Anodizing metal offers numerous advantages, both mechanical and aesthetic.
Anodizing can considerably increase the treated material’s corrosion resistance, protecting against both environmental and chemical corrosion caused by liquids, gases, and other materials. In this way, an anodized coating can extend the working life of a part up to ten times.
Anodizing, especially a variant produced under high current densities referred to as hard coat, improves metal’s wear resistance. It can be used to prevent galling of threaded components, and also improves surface lubricity. Anodized coatings can also be used in the creation of dielectric films for electrolytic capacitors. Aluminum, the most commonly anodized metal, is harder when anodized than untreated aluminum. Certain anodizing processes can also improve steam resistance.
Thick, porous anodized coatings can easily by dyed in nearly any color, in finishes ranging from matte to high gloss. Similarly, high quality, full color images and other graphics can be printed into unsealed oxide layers using various printing processes. Thin, transparent anodized coatings can be used to add light interference effects. Anodizing a metal surface also provides better adhesion for paint primers and glues than untreated metal does. In general, anodic films are stronger and more adherent than most paints and metal platings, which makes them less prone to cracking and peeling from aging and wear.
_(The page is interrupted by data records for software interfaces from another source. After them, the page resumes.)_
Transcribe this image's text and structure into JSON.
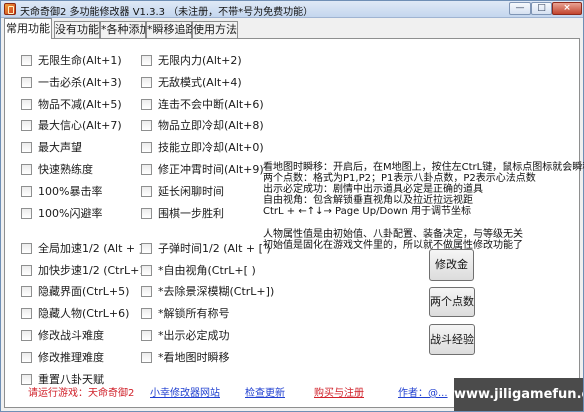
{
  "window": {
    "title": "天命奇御2 多功能修改器 V1.3.3 （未注册，不带*号为免费功能）",
    "minimize_glyph": "—",
    "maximize_glyph": "□",
    "close_glyph": "×"
  },
  "tabs": [
    {
      "label": "常用功能",
      "active": true
    },
    {
      "label": "没有功能"
    },
    {
      "label": "*各种添加"
    },
    {
      "label": "*瞬移追踪"
    },
    {
      "label": "使用方法"
    }
  ],
  "left_checkboxes": [
    {
      "label": "无限生命(Alt+1)",
      "checked": false
    },
    {
      "label": "一击必杀(Alt+3)",
      "checked": false
    },
    {
      "label": "物品不减(Alt+5)",
      "checked": false
    },
    {
      "label": "最大信心(Alt+7)",
      "checked": false
    },
    {
      "label": "最大声望",
      "checked": false
    },
    {
      "label": "快速熟练度",
      "checked": false
    },
    {
      "label": "100%暴击率",
      "checked": false
    },
    {
      "label": "100%闪避率",
      "checked": false
    },
    {
      "label": "全局加速1/2 (Alt + ] )",
      "checked": false
    },
    {
      "label": "加快步速1/2 (CtrL+1)",
      "checked": false
    },
    {
      "label": "隐藏界面(CtrL+5)",
      "checked": false
    },
    {
      "label": "隐藏人物(CtrL+6)",
      "checked": false
    },
    {
      "label": "修改战斗难度",
      "checked": false
    },
    {
      "label": "修改推理难度",
      "checked": false
    },
    {
      "label": "重置八卦天赋",
      "checked": false
    }
  ],
  "right_checkboxes": [
    {
      "label": "无限内力(Alt+2)",
      "checked": false
    },
    {
      "label": "无敌模式(Alt+4)",
      "checked": false
    },
    {
      "label": "连击不会中断(Alt+6)",
      "checked": false
    },
    {
      "label": "物品立即冷却(Alt+8)",
      "checked": false
    },
    {
      "label": "技能立即冷却(Alt+0)",
      "checked": false
    },
    {
      "label": "修正冲霄时间(Alt+9)",
      "checked": false
    },
    {
      "label": "延长闲聊时间",
      "checked": false
    },
    {
      "label": "围棋一步胜利",
      "checked": false
    },
    {
      "label": "子弹时间1/2 (Alt + [ )",
      "checked": false
    },
    {
      "label": "*自由视角(CtrL+[ )",
      "checked": false
    },
    {
      "label": "*去除景深模糊(CtrL+])",
      "checked": false
    },
    {
      "label": "*解锁所有称号",
      "checked": false
    },
    {
      "label": "*出示必定成功",
      "checked": false
    },
    {
      "label": "*看地图时瞬移",
      "checked": false
    }
  ],
  "info_lines": [
    "看地图时瞬移：开启后，在M地图上，按住左CtrL键，鼠标点图标就会瞬移",
    "两个点数：格式为P1,P2；P1表示八卦点数，P2表示心法点数",
    "出示必定成功：剧情中出示道具必定是正确的道具",
    "自由视角：包含解锁垂直视角以及拉近拉远视距",
    "CtrL + ←↑↓→ Page Up/Down 用于调节坐标",
    "",
    "人物属性值是由初始值、八卦配置、装备决定，与等级无关",
    "初始值是固化在游戏文件里的，所以就不做属性修改功能了"
  ],
  "buttons": {
    "modify_money": "修改金钱",
    "two_points": "两个点数",
    "battle_exp": "战斗经验"
  },
  "footer": {
    "game_label": "请运行游戏：天命奇御2",
    "site_link": "小幸修改器网站",
    "update_link": "检查更新",
    "buy_link": "购买与注册",
    "author_link": "作者：@..."
  },
  "watermark": "www.jiligamefun.com"
}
Anodizing is far more environmentally friendly than most other metal finishing processes, such as chrome plating. The by-products of anodizing do not contain any heavy metals, VOCs (volatile organic compounds), or halogens. Common anodizing effluents, such as aluminum sulfate and aluminum hydroxide, can be recycled and reused in the manufacture of a wide range of products, from baking powder to newsprint to fertilizer. These effluents can also be used in industrial wastewater treatment.
Certain anodizing processes are also fully RoHS compliant.